**Exercise objective**
Using the listing that follows, return every line with the word "Windows".

**Dataset records**

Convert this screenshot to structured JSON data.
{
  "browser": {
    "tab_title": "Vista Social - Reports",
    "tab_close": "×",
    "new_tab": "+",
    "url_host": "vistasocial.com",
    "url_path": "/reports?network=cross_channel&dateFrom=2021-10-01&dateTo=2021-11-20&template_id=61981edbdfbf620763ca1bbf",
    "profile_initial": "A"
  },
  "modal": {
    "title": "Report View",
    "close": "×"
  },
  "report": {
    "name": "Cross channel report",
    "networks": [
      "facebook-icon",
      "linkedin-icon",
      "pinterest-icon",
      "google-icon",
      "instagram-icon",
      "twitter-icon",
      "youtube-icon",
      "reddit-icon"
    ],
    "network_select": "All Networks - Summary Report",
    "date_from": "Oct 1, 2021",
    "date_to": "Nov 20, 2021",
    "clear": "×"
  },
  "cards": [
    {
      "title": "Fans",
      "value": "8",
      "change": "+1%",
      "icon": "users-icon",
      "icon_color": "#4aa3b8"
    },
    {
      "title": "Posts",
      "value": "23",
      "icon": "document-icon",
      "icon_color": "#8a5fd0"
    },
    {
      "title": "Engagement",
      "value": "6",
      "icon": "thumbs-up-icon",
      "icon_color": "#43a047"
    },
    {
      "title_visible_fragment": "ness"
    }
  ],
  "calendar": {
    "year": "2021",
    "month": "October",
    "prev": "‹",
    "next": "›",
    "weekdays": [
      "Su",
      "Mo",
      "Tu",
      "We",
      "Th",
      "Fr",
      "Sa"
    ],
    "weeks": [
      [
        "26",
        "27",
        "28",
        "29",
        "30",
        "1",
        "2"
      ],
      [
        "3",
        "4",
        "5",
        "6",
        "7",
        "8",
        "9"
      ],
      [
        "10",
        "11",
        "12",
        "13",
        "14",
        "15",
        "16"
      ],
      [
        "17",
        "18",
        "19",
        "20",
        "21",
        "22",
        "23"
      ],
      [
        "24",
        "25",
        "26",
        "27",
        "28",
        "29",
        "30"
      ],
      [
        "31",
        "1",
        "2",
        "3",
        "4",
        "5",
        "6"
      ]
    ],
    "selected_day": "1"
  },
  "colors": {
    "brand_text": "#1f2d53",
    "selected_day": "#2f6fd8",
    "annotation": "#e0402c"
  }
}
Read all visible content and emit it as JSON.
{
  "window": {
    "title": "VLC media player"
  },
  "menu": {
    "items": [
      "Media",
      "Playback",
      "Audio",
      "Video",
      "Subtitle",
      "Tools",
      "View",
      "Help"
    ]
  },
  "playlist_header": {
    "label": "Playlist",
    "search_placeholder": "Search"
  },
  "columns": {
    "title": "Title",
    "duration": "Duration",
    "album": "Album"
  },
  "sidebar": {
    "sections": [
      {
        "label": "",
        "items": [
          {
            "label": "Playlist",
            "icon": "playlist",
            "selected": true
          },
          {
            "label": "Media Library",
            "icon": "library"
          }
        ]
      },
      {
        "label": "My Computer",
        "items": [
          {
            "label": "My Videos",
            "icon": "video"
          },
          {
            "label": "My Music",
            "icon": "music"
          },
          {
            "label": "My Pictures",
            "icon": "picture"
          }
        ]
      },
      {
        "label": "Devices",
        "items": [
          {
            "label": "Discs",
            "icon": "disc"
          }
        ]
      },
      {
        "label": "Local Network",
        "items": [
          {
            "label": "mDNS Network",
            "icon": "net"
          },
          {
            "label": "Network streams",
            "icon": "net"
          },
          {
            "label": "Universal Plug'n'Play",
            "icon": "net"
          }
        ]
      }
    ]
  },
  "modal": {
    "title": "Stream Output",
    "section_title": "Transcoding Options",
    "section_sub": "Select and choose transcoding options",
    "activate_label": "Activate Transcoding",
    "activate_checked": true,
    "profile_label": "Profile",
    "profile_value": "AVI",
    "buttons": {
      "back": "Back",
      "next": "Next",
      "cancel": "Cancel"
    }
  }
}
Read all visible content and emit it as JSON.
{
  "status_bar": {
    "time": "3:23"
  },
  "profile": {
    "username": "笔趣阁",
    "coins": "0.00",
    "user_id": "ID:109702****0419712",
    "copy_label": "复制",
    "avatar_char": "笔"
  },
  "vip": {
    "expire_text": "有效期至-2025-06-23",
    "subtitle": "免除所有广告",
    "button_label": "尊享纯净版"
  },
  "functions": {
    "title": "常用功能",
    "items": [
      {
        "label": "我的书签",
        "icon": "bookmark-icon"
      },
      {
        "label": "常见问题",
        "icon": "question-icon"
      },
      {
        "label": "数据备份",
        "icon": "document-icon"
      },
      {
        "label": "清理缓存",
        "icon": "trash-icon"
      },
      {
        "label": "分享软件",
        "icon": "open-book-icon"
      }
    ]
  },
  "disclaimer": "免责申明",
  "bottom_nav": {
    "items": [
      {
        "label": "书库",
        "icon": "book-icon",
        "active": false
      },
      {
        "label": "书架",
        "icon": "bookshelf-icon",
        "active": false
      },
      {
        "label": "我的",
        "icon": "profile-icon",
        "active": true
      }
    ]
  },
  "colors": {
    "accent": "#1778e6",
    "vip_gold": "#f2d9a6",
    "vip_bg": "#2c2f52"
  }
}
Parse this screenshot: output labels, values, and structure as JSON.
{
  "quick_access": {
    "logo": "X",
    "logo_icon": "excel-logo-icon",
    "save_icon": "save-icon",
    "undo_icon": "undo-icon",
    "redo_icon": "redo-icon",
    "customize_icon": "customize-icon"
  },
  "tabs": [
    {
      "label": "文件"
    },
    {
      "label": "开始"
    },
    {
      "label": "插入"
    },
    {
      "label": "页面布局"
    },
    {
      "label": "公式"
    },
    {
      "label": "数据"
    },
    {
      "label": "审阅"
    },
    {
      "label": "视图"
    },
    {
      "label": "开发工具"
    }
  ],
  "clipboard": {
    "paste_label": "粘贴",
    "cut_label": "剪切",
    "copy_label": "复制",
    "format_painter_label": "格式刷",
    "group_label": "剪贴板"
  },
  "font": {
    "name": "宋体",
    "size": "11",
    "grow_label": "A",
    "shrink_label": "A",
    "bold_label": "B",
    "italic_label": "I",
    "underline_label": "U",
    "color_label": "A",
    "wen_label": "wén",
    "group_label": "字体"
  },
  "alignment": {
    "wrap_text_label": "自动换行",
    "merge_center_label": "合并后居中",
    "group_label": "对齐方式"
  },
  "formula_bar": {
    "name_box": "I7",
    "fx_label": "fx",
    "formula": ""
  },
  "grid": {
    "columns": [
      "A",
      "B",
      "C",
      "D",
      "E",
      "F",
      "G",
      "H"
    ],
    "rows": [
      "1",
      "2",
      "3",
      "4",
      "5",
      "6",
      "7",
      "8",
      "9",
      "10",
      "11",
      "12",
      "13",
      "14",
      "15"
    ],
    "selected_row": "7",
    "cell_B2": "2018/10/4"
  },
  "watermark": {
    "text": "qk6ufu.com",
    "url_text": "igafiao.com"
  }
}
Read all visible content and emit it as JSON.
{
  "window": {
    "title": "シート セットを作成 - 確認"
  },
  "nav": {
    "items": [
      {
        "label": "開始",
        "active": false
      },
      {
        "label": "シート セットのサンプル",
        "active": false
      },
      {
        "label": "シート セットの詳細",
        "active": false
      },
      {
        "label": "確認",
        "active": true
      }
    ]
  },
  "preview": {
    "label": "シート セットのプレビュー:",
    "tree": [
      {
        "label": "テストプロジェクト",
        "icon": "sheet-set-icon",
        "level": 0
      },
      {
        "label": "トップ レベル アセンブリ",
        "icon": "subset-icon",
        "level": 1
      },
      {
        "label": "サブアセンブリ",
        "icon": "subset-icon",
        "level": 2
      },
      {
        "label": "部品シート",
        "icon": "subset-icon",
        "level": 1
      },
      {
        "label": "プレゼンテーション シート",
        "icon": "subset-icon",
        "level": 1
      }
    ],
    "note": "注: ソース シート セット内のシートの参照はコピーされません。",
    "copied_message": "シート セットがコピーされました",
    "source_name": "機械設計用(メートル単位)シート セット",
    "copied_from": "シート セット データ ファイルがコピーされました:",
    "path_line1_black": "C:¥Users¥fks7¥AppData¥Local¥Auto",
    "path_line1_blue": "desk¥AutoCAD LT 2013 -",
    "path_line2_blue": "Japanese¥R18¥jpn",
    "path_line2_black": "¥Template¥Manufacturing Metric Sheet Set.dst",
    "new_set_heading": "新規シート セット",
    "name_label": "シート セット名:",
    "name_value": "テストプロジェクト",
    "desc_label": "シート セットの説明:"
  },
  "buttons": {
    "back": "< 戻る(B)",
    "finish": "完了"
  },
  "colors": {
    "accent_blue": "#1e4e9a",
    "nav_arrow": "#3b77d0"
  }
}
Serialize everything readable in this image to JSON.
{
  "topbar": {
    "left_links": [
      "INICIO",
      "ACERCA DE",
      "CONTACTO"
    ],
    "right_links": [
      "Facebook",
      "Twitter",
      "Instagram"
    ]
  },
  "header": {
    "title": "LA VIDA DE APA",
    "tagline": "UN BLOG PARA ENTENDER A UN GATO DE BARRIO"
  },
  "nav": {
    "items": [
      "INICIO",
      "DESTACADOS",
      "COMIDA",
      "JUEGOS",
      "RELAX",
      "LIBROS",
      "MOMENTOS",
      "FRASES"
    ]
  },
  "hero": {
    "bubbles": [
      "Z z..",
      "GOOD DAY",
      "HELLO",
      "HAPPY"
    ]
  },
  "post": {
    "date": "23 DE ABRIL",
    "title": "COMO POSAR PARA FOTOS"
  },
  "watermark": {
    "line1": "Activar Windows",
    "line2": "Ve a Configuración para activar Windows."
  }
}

**Output for this exercise**
    "line1": "Activar Windows",
    "line2": "Ve a Configuración para activar Windows."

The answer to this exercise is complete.